Task instructions: Whatever the listing holds, output it without alteration.

Listed entries:
-*-
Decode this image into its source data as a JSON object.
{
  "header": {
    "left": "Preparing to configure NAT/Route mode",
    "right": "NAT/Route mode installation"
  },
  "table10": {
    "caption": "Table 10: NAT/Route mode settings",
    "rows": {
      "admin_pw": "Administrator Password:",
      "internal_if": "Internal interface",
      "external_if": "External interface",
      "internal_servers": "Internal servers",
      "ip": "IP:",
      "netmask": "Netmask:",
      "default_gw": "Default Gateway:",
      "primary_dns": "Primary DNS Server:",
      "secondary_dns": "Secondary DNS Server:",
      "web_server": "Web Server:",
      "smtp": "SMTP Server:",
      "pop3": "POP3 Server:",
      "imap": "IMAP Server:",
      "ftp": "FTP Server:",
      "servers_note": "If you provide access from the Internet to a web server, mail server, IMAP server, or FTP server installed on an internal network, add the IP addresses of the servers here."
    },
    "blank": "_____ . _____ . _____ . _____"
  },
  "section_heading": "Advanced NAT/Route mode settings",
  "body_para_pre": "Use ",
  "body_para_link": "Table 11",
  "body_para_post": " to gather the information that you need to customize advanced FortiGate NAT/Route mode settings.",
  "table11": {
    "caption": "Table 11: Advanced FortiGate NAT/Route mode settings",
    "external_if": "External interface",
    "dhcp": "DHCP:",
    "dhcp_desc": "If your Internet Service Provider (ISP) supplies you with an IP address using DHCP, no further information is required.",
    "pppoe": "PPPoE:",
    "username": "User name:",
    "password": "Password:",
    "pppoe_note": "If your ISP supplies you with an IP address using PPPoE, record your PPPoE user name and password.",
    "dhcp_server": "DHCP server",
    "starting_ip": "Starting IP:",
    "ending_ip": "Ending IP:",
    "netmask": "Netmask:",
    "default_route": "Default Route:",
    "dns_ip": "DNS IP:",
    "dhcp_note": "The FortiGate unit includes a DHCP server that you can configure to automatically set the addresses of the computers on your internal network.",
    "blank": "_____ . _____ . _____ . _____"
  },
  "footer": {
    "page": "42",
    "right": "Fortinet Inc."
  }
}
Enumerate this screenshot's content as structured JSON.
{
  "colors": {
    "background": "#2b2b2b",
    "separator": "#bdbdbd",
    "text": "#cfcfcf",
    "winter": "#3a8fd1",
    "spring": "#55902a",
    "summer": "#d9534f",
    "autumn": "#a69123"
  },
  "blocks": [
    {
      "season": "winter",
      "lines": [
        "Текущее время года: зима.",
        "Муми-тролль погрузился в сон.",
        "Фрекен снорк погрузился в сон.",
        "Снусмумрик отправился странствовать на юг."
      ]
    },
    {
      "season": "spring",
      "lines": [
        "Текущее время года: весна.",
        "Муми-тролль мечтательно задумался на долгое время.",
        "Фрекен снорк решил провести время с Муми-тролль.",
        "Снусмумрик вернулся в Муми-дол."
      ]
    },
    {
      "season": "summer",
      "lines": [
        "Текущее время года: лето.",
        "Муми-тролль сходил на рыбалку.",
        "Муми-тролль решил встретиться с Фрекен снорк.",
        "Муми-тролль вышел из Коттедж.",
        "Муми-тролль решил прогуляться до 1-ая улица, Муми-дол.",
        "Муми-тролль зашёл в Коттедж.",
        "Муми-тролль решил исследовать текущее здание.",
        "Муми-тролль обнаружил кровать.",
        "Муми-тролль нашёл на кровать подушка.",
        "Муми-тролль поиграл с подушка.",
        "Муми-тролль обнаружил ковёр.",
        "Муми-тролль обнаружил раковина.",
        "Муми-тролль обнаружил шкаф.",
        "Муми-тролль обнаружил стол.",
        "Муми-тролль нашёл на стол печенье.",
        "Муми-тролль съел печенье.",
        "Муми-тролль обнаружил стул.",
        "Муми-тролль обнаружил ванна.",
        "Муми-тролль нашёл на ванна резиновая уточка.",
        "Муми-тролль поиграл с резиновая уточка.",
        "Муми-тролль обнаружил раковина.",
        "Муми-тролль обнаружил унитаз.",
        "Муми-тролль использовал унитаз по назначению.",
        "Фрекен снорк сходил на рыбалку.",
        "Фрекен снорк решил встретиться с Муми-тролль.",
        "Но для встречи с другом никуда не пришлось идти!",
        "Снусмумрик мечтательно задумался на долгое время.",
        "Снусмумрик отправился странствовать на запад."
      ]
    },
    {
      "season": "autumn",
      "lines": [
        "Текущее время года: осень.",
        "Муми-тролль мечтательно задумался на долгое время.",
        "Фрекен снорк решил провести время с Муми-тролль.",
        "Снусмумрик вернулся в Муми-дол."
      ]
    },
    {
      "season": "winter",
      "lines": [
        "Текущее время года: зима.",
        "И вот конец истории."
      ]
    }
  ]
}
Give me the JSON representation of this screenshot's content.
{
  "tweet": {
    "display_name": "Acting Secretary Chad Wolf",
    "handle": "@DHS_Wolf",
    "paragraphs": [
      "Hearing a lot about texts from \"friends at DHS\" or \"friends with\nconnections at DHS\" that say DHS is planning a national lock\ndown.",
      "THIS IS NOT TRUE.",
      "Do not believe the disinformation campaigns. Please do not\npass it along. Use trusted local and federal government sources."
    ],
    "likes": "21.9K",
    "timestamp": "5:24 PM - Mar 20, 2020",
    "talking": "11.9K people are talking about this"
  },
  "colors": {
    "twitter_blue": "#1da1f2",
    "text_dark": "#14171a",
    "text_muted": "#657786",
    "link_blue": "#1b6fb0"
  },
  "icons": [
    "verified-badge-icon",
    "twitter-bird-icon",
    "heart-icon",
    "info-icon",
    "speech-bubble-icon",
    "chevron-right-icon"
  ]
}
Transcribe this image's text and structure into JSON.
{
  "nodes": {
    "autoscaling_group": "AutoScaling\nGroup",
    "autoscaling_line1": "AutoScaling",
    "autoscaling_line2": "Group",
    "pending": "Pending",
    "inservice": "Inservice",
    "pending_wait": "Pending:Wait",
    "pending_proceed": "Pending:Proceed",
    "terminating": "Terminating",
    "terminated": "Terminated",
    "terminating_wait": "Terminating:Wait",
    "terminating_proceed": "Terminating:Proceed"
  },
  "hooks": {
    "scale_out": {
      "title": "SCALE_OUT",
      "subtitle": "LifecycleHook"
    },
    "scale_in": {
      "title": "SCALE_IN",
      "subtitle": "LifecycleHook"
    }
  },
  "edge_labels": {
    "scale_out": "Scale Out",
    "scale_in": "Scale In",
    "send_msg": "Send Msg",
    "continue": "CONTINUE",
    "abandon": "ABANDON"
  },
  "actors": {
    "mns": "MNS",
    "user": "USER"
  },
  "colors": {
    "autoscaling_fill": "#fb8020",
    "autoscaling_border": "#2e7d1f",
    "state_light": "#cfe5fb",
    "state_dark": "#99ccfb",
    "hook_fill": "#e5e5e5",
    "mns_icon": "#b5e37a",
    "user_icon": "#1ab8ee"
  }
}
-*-
Solved problem:
Decode this image into its source data as a JSON object.
{
  "header": {
    "left": "Preparing to configure NAT/Route mode",
    "right": "NAT/Route mode installation"
  },
  "table10": {
    "caption": "Table 10: NAT/Route mode settings",
    "rows": {
      "admin_pw": "Administrator Password:",
      "internal_if": "Internal interface",
      "external_if": "External interface",
      "internal_servers": "Internal servers",
      "ip": "IP:",
      "netmask": "Netmask:",
      "default_gw": "Default Gateway:",
      "primary_dns": "Primary DNS Server:",
      "secondary_dns": "Secondary DNS Server:",
      "web_server": "Web Server:",
      "smtp": "SMTP Server:",
      "pop3": "POP3 Server:",
      "imap": "IMAP Server:",
      "ftp": "FTP Server:",
      "servers_note": "If you provide access from the Internet to a web server, mail server, IMAP server, or FTP server installed on an internal network, add the IP addresses of the servers here."
    },
    "blank": "_____ . _____ . _____ . _____"
  },
  "section_heading": "Advanced NAT/Route mode settings",
  "body_para_pre": "Use ",
  "body_para_link": "Table 11",
  "body_para_post": " to gather the information that you need to customize advanced FortiGate NAT/Route mode settings.",
  "table11": {
    "caption": "Table 11: Advanced FortiGate NAT/Route mode settings",
    "external_if": "External interface",
    "dhcp": "DHCP:",
    "dhcp_desc": "If your Internet Service Provider (ISP) supplies you with an IP address using DHCP, no further information is required.",
    "pppoe": "PPPoE:",
    "username": "User name:",
    "password": "Password:",
    "pppoe_note": "If your ISP supplies you with an IP address using PPPoE, record your PPPoE user name and password.",
    "dhcp_server": "DHCP server",
    "starting_ip": "Starting IP:",
    "ending_ip": "Ending IP:",
    "netmask": "Netmask:",
    "default_route": "Default Route:",
    "dns_ip": "DNS IP:",
    "dhcp_note": "The FortiGate unit includes a DHCP server that you can configure to automatically set the addresses of the computers on your internal network.",
    "blank": "_____ . _____ . _____ . _____"
  },
  "footer": {
    "page": "42",
    "right": "Fortinet Inc."
  }
}
Enumerate this screenshot's content as structured JSON.
{
  "colors": {
    "background": "#2b2b2b",
    "separator": "#bdbdbd",
    "text": "#cfcfcf",
    "winter": "#3a8fd1",
    "spring": "#55902a",
    "summer": "#d9534f",
    "autumn": "#a69123"
  },
  "blocks": [
    {
      "season": "winter",
      "lines": [
        "Текущее время года: зима.",
        "Муми-тролль погрузился в сон.",
        "Фрекен снорк погрузился в сон.",
        "Снусмумрик отправился странствовать на юг."
      ]
    },
    {
      "season": "spring",
      "lines": [
        "Текущее время года: весна.",
        "Муми-тролль мечтательно задумался на долгое время.",
        "Фрекен снорк решил провести время с Муми-тролль.",
        "Снусмумрик вернулся в Муми-дол."
      ]
    },
    {
      "season": "summer",
      "lines": [
        "Текущее время года: лето.",
        "Муми-тролль сходил на рыбалку.",
        "Муми-тролль решил встретиться с Фрекен снорк.",
        "Муми-тролль вышел из Коттедж.",
        "Муми-тролль решил прогуляться до 1-ая улица, Муми-дол.",
        "Муми-тролль зашёл в Коттедж.",
        "Муми-тролль решил исследовать текущее здание.",
        "Муми-тролль обнаружил кровать.",
        "Муми-тролль нашёл на кровать подушка.",
        "Муми-тролль поиграл с подушка.",
        "Муми-тролль обнаружил ковёр.",
        "Муми-тролль обнаружил раковина.",
        "Муми-тролль обнаружил шкаф.",
        "Муми-тролль обнаружил стол.",
        "Муми-тролль нашёл на стол печенье.",
        "Муми-тролль съел печенье.",
        "Муми-тролль обнаружил стул.",
        "Муми-тролль обнаружил ванна.",
        "Муми-тролль нашёл на ванна резиновая уточка.",
        "Муми-тролль поиграл с резиновая уточка.",
        "Муми-тролль обнаружил раковина.",
        "Муми-тролль обнаружил унитаз.",
        "Муми-тролль использовал унитаз по назначению.",
        "Фрекен снорк сходил на рыбалку.",
        "Фрекен снорк решил встретиться с Муми-тролль.",
        "Но для встречи с другом никуда не пришлось идти!",
        "Снусмумрик мечтательно задумался на долгое время.",
        "Снусмумрик отправился странствовать на запад."
      ]
    },
    {
      "season": "autumn",
      "lines": [
        "Текущее время года: осень.",
        "Муми-тролль мечтательно задумался на долгое время.",
        "Фрекен снорк решил провести время с Муми-тролль.",
        "Снусмумрик вернулся в Муми-дол."
      ]
    },
    {
      "season": "winter",
      "lines": [
        "Текущее время года: зима.",
        "И вот конец истории."
      ]
    }
  ]
}
Give me the JSON representation of this screenshot's content.
{
  "tweet": {
    "display_name": "Acting Secretary Chad Wolf",
    "handle": "@DHS_Wolf",
    "paragraphs": [
      "Hearing a lot about texts from \"friends at DHS\" or \"friends with\nconnections at DHS\" that say DHS is planning a national lock\ndown.",
      "THIS IS NOT TRUE.",
      "Do not believe the disinformation campaigns. Please do not\npass it along. Use trusted local and federal government sources."
    ],
    "likes": "21.9K",
    "timestamp": "5:24 PM - Mar 20, 2020",
    "talking": "11.9K people are talking about this"
  },
  "colors": {
    "twitter_blue": "#1da1f2",
    "text_dark": "#14171a",
    "text_muted": "#657786",
    "link_blue": "#1b6fb0"
  },
  "icons": [
    "verified-badge-icon",
    "twitter-bird-icon",
    "heart-icon",
    "info-icon",
    "speech-bubble-icon",
    "chevron-right-icon"
  ]
}
Transcribe this image's text and structure into JSON.
{
  "nodes": {
    "autoscaling_group": "AutoScaling\nGroup",
    "autoscaling_line1": "AutoScaling",
    "autoscaling_line2": "Group",
    "pending": "Pending",
    "inservice": "Inservice",
    "pending_wait": "Pending:Wait",
    "pending_proceed": "Pending:Proceed",
    "terminating": "Terminating",
    "terminated": "Terminated",
    "terminating_wait": "Terminating:Wait",
    "terminating_proceed": "Terminating:Proceed"
  },
  "hooks": {
    "scale_out": {
      "title": "SCALE_OUT",
      "subtitle": "LifecycleHook"
    },
    "scale_in": {
      "title": "SCALE_IN",
      "subtitle": "LifecycleHook"
    }
  },
  "edge_labels": {
    "scale_out": "Scale Out",
    "scale_in": "Scale In",
    "send_msg": "Send Msg",
    "continue": "CONTINUE",
    "abandon": "ABANDON"
  },
  "actors": {
    "mns": "MNS",
    "user": "USER"
  },
  "colors": {
    "autoscaling_fill": "#fb8020",
    "autoscaling_border": "#2e7d1f",
    "state_light": "#cfe5fb",
    "state_dark": "#99ccfb",
    "hook_fill": "#e5e5e5",
    "mns_icon": "#b5e37a",
    "user_icon": "#1ab8ee"
  }
}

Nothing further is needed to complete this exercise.